(ACTIVITY) Output each entry exactly as written.

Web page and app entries
--------

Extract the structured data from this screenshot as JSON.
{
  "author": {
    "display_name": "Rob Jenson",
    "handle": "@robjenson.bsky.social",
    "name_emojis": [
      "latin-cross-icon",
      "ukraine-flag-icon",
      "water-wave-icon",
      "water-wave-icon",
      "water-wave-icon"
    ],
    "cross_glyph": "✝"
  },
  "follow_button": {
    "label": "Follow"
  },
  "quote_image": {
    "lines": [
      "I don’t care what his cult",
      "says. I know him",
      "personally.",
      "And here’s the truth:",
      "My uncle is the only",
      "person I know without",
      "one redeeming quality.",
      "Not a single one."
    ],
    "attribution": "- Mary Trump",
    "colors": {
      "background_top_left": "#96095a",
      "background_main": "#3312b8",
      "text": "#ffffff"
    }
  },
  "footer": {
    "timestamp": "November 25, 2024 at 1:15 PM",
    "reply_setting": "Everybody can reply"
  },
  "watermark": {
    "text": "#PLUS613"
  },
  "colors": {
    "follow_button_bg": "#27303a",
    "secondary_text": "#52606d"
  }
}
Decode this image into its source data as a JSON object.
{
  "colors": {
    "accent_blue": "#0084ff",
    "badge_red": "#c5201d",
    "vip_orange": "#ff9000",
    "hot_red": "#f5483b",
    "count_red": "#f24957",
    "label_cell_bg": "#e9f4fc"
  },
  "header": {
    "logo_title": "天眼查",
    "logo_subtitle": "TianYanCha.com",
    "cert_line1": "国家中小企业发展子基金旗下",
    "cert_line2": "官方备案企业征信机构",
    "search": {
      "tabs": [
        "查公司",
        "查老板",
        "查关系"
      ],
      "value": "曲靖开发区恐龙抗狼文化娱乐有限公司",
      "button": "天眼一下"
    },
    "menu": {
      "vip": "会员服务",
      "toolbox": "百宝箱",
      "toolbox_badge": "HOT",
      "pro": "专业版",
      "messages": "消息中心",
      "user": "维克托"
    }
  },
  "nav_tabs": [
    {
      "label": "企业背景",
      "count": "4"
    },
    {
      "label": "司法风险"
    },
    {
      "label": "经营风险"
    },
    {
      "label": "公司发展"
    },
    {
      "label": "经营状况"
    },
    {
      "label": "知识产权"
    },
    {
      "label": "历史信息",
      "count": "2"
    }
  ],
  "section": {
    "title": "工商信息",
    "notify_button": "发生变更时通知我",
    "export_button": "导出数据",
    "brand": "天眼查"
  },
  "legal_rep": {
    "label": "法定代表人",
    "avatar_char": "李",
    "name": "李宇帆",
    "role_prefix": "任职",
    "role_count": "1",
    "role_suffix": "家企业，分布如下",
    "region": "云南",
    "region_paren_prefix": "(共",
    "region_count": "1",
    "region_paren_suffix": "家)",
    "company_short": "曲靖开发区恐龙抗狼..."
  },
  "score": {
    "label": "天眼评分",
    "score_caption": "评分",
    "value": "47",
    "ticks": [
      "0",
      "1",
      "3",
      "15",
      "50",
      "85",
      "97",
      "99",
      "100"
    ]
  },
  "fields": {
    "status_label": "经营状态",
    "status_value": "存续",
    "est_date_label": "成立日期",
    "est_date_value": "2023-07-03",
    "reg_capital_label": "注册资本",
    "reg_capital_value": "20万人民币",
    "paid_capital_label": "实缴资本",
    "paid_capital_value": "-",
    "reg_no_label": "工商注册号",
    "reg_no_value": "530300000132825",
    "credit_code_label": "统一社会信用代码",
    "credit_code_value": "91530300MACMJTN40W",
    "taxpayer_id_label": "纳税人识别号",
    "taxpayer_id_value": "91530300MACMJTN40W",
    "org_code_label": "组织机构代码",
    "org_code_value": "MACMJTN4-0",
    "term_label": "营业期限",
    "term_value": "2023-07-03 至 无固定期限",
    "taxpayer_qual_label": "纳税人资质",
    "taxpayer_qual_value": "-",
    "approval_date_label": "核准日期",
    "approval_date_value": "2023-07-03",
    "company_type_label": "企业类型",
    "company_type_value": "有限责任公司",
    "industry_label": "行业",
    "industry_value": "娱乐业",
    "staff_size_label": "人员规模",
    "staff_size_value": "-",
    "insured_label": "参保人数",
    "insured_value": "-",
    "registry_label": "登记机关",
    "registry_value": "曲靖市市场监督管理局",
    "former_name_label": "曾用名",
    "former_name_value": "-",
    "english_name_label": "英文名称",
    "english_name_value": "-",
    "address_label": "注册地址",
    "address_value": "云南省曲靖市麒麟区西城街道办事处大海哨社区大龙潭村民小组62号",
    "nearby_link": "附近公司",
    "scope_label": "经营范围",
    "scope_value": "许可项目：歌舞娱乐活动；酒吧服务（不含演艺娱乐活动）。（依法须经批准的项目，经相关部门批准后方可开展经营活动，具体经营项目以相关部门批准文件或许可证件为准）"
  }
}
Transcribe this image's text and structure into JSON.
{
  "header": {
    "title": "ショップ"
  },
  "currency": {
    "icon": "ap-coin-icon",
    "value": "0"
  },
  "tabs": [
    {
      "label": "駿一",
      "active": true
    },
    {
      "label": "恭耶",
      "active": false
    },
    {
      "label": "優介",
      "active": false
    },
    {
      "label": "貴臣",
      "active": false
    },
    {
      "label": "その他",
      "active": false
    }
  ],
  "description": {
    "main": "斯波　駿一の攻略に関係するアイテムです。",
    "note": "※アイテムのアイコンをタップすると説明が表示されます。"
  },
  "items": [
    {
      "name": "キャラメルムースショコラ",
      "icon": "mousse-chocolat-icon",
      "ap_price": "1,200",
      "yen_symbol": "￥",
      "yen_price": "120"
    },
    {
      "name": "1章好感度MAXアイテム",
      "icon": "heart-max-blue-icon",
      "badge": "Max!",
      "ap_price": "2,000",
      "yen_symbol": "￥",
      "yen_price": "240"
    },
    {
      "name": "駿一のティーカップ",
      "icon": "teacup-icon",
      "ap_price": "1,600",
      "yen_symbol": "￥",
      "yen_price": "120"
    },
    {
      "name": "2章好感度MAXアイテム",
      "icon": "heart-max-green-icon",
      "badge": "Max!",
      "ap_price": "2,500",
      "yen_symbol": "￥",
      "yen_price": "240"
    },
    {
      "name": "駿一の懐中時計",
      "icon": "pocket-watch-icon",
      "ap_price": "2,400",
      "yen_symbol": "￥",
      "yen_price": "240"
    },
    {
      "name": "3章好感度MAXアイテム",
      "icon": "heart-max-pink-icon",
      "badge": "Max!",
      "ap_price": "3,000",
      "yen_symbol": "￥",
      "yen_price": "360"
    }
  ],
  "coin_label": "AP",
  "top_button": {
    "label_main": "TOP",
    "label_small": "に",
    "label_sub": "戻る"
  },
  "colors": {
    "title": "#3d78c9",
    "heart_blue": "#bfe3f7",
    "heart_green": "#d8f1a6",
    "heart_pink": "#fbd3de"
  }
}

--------

(TASK ANSWER)
Extract the structured data from this screenshot as JSON.
{
  "author": {
    "display_name": "Rob Jenson",
    "handle": "@robjenson.bsky.social",
    "name_emojis": [
      "latin-cross-icon",
      "ukraine-flag-icon",
      "water-wave-icon",
      "water-wave-icon",
      "water-wave-icon"
    ],
    "cross_glyph": "✝"
  },
  "follow_button": {
    "label": "Follow"
  },
  "quote_image": {
    "lines": [
      "I don’t care what his cult",
      "says. I know him",
      "personally.",
      "And here’s the truth:",
      "My uncle is the only",
      "person I know without",
      "one redeeming quality.",
      "Not a single one."
    ],
    "attribution": "- Mary Trump",
    "colors": {
      "background_top_left": "#96095a",
      "background_main": "#3312b8",
      "text": "#ffffff"
    }
  },
  "footer": {
    "timestamp": "November 25, 2024 at 1:15 PM",
    "reply_setting": "Everybody can reply"
  },
  "watermark": {
    "text": "#PLUS613"
  },
  "colors": {
    "follow_button_bg": "#27303a",
    "secondary_text": "#52606d"
  }
}
Decode this image into its source data as a JSON object.
{
  "colors": {
    "accent_blue": "#0084ff",
    "badge_red": "#c5201d",
    "vip_orange": "#ff9000",
    "hot_red": "#f5483b",
    "count_red": "#f24957",
    "label_cell_bg": "#e9f4fc"
  },
  "header": {
    "logo_title": "天眼查",
    "logo_subtitle": "TianYanCha.com",
    "cert_line1": "国家中小企业发展子基金旗下",
    "cert_line2": "官方备案企业征信机构",
    "search": {
      "tabs": [
        "查公司",
        "查老板",
        "查关系"
      ],
      "value": "曲靖开发区恐龙抗狼文化娱乐有限公司",
      "button": "天眼一下"
    },
    "menu": {
      "vip": "会员服务",
      "toolbox": "百宝箱",
      "toolbox_badge": "HOT",
      "pro": "专业版",
      "messages": "消息中心",
      "user": "维克托"
    }
  },
  "nav_tabs": [
    {
      "label": "企业背景",
      "count": "4"
    },
    {
      "label": "司法风险"
    },
    {
      "label": "经营风险"
    },
    {
      "label": "公司发展"
    },
    {
      "label": "经营状况"
    },
    {
      "label": "知识产权"
    },
    {
      "label": "历史信息",
      "count": "2"
    }
  ],
  "section": {
    "title": "工商信息",
    "notify_button": "发生变更时通知我",
    "export_button": "导出数据",
    "brand": "天眼查"
  },
  "legal_rep": {
    "label": "法定代表人",
    "avatar_char": "李",
    "name": "李宇帆",
    "role_prefix": "任职",
    "role_count": "1",
    "role_suffix": "家企业，分布如下",
    "region": "云南",
    "region_paren_prefix": "(共",
    "region_count": "1",
    "region_paren_suffix": "家)",
    "company_short": "曲靖开发区恐龙抗狼..."
  },
  "score": {
    "label": "天眼评分",
    "score_caption": "评分",
    "value": "47",
    "ticks": [
      "0",
      "1",
      "3",
      "15",
      "50",
      "85",
      "97",
      "99",
      "100"
    ]
  },
  "fields": {
    "status_label": "经营状态",
    "status_value": "存续",
    "est_date_label": "成立日期",
    "est_date_value": "2023-07-03",
    "reg_capital_label": "注册资本",
    "reg_capital_value": "20万人民币",
    "paid_capital_label": "实缴资本",
    "paid_capital_value": "-",
    "reg_no_label": "工商注册号",
    "reg_no_value": "530300000132825",
    "credit_code_label": "统一社会信用代码",
    "credit_code_value": "91530300MACMJTN40W",
    "taxpayer_id_label": "纳税人识别号",
    "taxpayer_id_value": "91530300MACMJTN40W",
    "org_code_label": "组织机构代码",
    "org_code_value": "MACMJTN4-0",
    "term_label": "营业期限",
    "term_value": "2023-07-03 至 无固定期限",
    "taxpayer_qual_label": "纳税人资质",
    "taxpayer_qual_value": "-",
    "approval_date_label": "核准日期",
    "approval_date_value": "2023-07-03",
    "company_type_label": "企业类型",
    "company_type_value": "有限责任公司",
    "industry_label": "行业",
    "industry_value": "娱乐业",
    "staff_size_label": "人员规模",
    "staff_size_value": "-",
    "insured_label": "参保人数",
    "insured_value": "-",
    "registry_label": "登记机关",
    "registry_value": "曲靖市市场监督管理局",
    "former_name_label": "曾用名",
    "former_name_value": "-",
    "english_name_label": "英文名称",
    "english_name_value": "-",
    "address_label": "注册地址",
    "address_value": "云南省曲靖市麒麟区西城街道办事处大海哨社区大龙潭村民小组62号",
    "nearby_link": "附近公司",
    "scope_label": "经营范围",
    "scope_value": "许可项目：歌舞娱乐活动；酒吧服务（不含演艺娱乐活动）。（依法须经批准的项目，经相关部门批准后方可开展经营活动，具体经营项目以相关部门批准文件或许可证件为准）"
  }
}
Transcribe this image's text and structure into JSON.
{
  "header": {
    "title": "ショップ"
  },
  "currency": {
    "icon": "ap-coin-icon",
    "value": "0"
  },
  "tabs": [
    {
      "label": "駿一",
      "active": true
    },
    {
      "label": "恭耶",
      "active": false
    },
    {
      "label": "優介",
      "active": false
    },
    {
      "label": "貴臣",
      "active": false
    },
    {
      "label": "その他",
      "active": false
    }
  ],
  "description": {
    "main": "斯波　駿一の攻略に関係するアイテムです。",
    "note": "※アイテムのアイコンをタップすると説明が表示されます。"
  },
  "items": [
    {
      "name": "キャラメルムースショコラ",
      "icon": "mousse-chocolat-icon",
      "ap_price": "1,200",
      "yen_symbol": "￥",
      "yen_price": "120"
    },
    {
      "name": "1章好感度MAXアイテム",
      "icon": "heart-max-blue-icon",
      "badge": "Max!",
      "ap_price": "2,000",
      "yen_symbol": "￥",
      "yen_price": "240"
    },
    {
      "name": "駿一のティーカップ",
      "icon": "teacup-icon",
      "ap_price": "1,600",
      "yen_symbol": "￥",
      "yen_price": "120"
    },
    {
      "name": "2章好感度MAXアイテム",
      "icon": "heart-max-green-icon",
      "badge": "Max!",
      "ap_price": "2,500",
      "yen_symbol": "￥",
      "yen_price": "240"
    },
    {
      "name": "駿一の懐中時計",
      "icon": "pocket-watch-icon",
      "ap_price": "2,400",
      "yen_symbol": "￥",
      "yen_price": "240"
    },
    {
      "name": "3章好感度MAXアイテム",
      "icon": "heart-max-pink-icon",
      "badge": "Max!",
      "ap_price": "3,000",
      "yen_symbol": "￥",
      "yen_price": "360"
    }
  ],
  "coin_label": "AP",
  "top_button": {
    "label_main": "TOP",
    "label_small": "に",
    "label_sub": "戻る"
  },
  "colors": {
    "title": "#3d78c9",
    "heart_blue": "#bfe3f7",
    "heart_green": "#d8f1a6",
    "heart_pink": "#fbd3de"
  }
}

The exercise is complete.